During the Christmas season, we celebrate the birth of our Savior—a child not planned by Mary and Joseph—but welcomed and embraced by them in faith and love.
Sadly, Jesus did not receive a welcome by others during his life. At his birth there was no protection from King Herod, who sought to destroy children because he was fearful of anyone who threatened his kingdom. He was more concerned about power than protecting the lives of defenseless children. The pursuit of happiness or power can lead to seeing others as inconveniences or threats to the advancement of one’s agenda.
On June 24, 2022, Feast Day of St. John the Baptist, the Supreme Court overturned the ruling on Roe v. Wade and left it to the states to decide on the question of how to regulate abortion. In the aftermath of the Court’s decision, the issue of abortion has come to the forefront of political campaigns.
Whether or not the legal issues can be resolved, it is evident that there is more at stake than simply changing laws or making judicial decisions. The fact of the matter is that a culture with a poor life ethic continues to erode our society. Failing to speak for defenseless children in the womb or support mothers in need contributes to a culture of death rather than a society that values life. What is needed today more than ever is a consistent life ethic which values every person no matter how small or how guilty. We are a church of salvation not condemnation.
As disciples of Jesus Christ, we cannot remain on the sidelines simply by cheering our cause and booing those who seem to be on the opposite side. We cannot be silent and do nothing when lives are at stake and the culture which devalues life erodes. How we value life will determine the culture in which our children are being formed.
We champion the cause for life when we preach a consistent life ethic that values each person created in the image and likeness of God no matter how small or how guilty. Unfortunately, when a lifestyle becomes more important than defending the vulnerable, people justify death as a means for resolving problems.
One does not have to have money to preach the Gospel of Life, although this helps in supporting programs like “Walking with Moms in Need,” pregnancy aid clinics and other charitable works such as prison ministry. Building a culture which values life should begin at home with prayer for those who feel that they are part of a “throwaway” society. In addition, our children must be taught at home the deepest meaning of freedom, not as a license to do as one wills or to impose one’s will over another, but as a commitment to sacrifice for the good of others.
Am I not my brother’s keeper?
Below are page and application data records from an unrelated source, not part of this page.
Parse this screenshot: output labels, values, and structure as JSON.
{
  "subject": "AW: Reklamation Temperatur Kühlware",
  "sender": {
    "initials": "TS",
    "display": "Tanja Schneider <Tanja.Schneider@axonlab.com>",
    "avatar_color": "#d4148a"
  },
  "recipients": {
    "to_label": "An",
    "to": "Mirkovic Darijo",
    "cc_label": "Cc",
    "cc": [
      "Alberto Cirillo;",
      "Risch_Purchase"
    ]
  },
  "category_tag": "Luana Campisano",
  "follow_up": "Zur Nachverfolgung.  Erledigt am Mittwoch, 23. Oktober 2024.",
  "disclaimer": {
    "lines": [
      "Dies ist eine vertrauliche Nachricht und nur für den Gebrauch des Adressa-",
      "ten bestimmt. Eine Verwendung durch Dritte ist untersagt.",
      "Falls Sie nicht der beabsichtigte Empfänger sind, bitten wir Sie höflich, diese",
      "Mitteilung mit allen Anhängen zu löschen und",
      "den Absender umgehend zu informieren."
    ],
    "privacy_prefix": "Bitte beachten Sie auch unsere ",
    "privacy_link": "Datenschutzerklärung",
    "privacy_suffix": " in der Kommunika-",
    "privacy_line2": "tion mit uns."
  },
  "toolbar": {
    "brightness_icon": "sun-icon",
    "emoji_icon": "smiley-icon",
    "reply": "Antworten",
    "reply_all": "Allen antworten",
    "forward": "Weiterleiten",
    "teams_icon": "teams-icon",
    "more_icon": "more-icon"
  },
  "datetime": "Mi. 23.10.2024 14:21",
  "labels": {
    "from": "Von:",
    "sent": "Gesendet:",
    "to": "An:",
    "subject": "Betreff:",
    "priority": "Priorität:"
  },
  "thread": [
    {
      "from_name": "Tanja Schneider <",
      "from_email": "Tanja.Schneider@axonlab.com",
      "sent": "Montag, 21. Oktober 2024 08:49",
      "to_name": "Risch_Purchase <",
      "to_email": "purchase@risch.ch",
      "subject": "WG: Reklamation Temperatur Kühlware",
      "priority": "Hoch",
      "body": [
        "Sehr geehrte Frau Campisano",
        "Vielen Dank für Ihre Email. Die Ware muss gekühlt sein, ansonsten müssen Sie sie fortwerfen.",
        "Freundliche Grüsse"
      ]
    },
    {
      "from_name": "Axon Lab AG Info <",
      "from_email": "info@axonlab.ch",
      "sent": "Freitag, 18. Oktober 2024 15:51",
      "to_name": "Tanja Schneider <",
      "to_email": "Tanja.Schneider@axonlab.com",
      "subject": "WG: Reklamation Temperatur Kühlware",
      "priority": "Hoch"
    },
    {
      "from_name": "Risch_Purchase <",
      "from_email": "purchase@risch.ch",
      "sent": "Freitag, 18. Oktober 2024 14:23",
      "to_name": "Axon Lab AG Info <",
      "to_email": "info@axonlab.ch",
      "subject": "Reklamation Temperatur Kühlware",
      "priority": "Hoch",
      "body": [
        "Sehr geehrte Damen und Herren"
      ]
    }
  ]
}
Should I not be a voice crying out in the wilderness like John the Baptist: “Make room for the coming of the Lord” or for the life of a brother or sister? Can we not even find forgiveness in our hearts for those who commit crimes, or do we feel better if we just eliminate them or cast stones? As we begin this new year of grace, let us go deeper: Where does my charity begin, and should it ever end in the matter of another person’s life?